Lake Victoria basin is faced with challenges including land use and land degradation due to pressure induced by the fast growing population; water quality decline and pollution due to eutrophication arising from atmospheric deposition, nutrient runoff from agricultural areas; receding water levels of Lake Victoria; decline in fish catches due to excessive fishing effort and use of destructive fishing gears, destruction of fish breeding and nursery habitats, among others (EAC/ LVBC, 2009).
This has been further aggravated by the impact of climate change with no resilience in place for the majority (poor communities). The result of this is further environmental degradation, conflicts in use of natural resources, lack of access to clean and safe water for millions of people, poor sanitation and hygiene for many people, food insecurity, inequality, and lack of jobs and sources of income
At the onset I would like to agree with current discussion that the definition of sustainable development (as per the 1987 report from the UN World Commission on Environment and Development) be revisited to come to terms with the current global challenges emphasizing the need to ‘safeguard the Earth’s life-support system, on which the welfare of current and future generations depends’ (David Griggs, 2013)

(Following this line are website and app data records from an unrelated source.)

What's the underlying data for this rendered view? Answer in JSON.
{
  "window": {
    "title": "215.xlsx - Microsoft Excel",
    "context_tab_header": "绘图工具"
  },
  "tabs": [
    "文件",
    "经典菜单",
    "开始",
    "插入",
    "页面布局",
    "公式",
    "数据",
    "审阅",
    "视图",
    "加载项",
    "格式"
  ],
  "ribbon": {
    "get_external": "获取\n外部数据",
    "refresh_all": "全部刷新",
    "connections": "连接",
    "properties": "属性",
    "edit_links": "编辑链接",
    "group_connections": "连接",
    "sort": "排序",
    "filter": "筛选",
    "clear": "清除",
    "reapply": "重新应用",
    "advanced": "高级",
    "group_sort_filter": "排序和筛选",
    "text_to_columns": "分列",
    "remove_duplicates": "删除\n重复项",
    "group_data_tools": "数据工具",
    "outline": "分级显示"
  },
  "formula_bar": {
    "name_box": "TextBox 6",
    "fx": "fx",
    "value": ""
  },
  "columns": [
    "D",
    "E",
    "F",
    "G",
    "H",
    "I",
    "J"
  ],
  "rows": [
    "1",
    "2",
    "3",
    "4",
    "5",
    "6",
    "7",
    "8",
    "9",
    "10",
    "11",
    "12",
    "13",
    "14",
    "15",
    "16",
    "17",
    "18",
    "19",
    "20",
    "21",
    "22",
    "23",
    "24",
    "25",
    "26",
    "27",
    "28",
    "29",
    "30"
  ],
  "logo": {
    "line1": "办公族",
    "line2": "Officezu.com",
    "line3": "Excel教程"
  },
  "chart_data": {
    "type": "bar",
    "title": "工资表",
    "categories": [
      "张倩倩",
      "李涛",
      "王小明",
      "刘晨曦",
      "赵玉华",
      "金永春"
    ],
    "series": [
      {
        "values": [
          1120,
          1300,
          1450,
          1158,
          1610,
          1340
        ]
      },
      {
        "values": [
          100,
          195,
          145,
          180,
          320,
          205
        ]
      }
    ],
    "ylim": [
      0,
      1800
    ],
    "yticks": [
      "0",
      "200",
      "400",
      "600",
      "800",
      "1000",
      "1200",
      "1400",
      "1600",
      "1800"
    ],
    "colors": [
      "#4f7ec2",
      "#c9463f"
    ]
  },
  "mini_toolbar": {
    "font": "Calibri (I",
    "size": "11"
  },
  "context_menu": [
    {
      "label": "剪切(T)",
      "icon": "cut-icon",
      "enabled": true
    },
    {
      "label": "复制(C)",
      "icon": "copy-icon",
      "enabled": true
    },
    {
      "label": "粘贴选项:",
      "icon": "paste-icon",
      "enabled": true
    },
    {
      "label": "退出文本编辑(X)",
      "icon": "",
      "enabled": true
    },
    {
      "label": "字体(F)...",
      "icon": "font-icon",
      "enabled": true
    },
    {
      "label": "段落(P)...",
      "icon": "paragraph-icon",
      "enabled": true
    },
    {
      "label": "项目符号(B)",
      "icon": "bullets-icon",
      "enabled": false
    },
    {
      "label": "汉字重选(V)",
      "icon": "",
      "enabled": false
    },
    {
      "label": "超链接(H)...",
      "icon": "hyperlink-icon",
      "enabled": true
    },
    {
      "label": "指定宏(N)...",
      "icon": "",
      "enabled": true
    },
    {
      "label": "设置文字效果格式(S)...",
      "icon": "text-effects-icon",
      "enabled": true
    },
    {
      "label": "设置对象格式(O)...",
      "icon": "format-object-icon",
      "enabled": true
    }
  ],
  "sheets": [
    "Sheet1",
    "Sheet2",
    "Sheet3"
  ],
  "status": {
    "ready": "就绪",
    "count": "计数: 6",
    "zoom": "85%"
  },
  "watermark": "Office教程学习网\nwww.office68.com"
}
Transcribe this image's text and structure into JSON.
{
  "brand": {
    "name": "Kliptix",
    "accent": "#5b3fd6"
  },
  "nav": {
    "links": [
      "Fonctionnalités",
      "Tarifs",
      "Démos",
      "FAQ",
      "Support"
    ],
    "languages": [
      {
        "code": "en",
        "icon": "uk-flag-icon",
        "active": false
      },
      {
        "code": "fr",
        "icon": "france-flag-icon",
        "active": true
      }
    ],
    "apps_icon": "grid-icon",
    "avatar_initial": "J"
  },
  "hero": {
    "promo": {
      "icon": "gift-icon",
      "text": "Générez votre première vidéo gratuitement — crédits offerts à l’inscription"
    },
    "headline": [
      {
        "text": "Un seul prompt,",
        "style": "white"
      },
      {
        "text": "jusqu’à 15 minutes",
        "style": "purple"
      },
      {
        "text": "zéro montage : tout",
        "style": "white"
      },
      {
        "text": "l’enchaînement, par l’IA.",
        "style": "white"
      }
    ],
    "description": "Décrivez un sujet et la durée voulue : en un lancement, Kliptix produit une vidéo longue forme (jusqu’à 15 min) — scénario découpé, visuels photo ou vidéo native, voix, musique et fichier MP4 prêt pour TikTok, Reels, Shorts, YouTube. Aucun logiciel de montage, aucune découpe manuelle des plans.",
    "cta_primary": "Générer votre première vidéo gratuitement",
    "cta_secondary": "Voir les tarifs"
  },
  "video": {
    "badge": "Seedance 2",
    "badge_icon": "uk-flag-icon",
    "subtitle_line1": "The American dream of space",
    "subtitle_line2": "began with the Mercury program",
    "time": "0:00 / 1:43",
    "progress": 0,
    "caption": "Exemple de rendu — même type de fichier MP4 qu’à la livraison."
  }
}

In this respect, for the Lake Victoria basin, the post 2015 development and the SDGs process need to take note of the intricate relationship between ‘cross cutting’ development issues and environmental management in this region, while reflecting on safeguarding this transboundary resource, taking into account the welfare of current 35 million dependants and future generations. In light of this, I would to suggest five entry points.